■ TASK PROMPT:
Whenever a line in the records below holds the string "title", copy it out.

■ THE DATA:
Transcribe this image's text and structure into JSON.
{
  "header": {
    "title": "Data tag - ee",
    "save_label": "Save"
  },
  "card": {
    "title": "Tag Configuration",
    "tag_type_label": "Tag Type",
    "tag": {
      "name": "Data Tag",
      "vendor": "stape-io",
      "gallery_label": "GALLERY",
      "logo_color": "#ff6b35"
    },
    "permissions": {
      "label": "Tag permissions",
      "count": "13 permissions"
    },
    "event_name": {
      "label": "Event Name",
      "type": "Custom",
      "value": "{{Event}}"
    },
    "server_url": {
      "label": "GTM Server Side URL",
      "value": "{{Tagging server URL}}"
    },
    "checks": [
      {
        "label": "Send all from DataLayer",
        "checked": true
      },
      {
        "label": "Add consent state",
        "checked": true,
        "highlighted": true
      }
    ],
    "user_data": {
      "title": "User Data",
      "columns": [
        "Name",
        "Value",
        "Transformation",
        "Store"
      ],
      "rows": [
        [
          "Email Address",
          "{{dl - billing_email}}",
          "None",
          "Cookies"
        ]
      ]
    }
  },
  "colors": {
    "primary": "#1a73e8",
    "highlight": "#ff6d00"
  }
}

■ THE COMPLETED TASK:
    "title": "Data tag - ee",
    "title": "Tag Configuration",
      "title": "User Data",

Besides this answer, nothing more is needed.